What to do When Hydroplaning

What to do When Hydroplaning

Rain presents problems for even the most skilled drivers. Not only does in obstruct vision, but it can make controlling your vehicle difficult. Undoublty, we have all experienced hydroplaning, when your vehicle is no longer catching the road due to water causing a loss of control. It can be a small recoverable slip and sometimes it can lead to a major accident. In most cases, there are things you can do to prevent hydroplaning and steering techniques for when it does happen.    


Driving slower or less aggressive when its raining makes the road safer for all. Sometimes it may seem like others are going too slow, prompting the old phrase “haven’t these people driven in the rain before” but we need to understand the circumstances. Driving fast means it will take longer to slow down, and in the rain that distance must increase in case the wheels have trouble catching the road.  

Driving slower, on the other hand, minimizes the chances of hydroplaning. So instead of cursing the slow drivers, consider that they may have had an accident before or are doing their best to prevent one.
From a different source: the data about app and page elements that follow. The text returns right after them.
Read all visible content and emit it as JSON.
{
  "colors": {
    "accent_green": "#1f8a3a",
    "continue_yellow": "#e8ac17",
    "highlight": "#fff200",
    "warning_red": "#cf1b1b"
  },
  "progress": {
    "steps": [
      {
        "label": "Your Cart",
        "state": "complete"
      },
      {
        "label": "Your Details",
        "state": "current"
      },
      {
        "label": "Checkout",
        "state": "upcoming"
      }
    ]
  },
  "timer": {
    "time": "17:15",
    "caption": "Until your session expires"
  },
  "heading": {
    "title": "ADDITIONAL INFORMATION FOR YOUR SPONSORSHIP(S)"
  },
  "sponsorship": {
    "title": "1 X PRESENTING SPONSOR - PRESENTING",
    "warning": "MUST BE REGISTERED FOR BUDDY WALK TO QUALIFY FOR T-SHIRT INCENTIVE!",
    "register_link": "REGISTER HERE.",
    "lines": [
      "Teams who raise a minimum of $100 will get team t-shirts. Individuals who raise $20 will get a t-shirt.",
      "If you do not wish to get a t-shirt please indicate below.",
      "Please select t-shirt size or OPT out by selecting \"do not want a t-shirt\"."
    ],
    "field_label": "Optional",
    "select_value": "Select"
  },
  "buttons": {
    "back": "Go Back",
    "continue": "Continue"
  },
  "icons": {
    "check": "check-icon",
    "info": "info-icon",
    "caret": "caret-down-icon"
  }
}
Another excellent suggestion is to avoid massive puddles. If you have ever driven through standing water, then you have likely experienced a brief loss of control. The brief loss of control can be the difference between a safe stop and an accident. A major accident can land you needing the SR22 certificate.  

Steering techniques  

Unfortunately, hydroplaning is not 100% preventable, but there are ways to handle the vehicle. The first instinct people have when they feel they have lost control of the vehicle is to slam on the brake. Do not do this, you will likely make things much worse. Instead, take your foot off the accelerator, and try to steer in the direction the vehicle is turning.  

Attempting to steer the vehicle may seem odd, but it will help the tires catch the road. Unless you experience hydroplaning often or are a professional driver, you are likely to be in a bit of shock or panic after hydroplaning. There is nothing wrong with pulling over for a few minutes to recover and calm down a bit.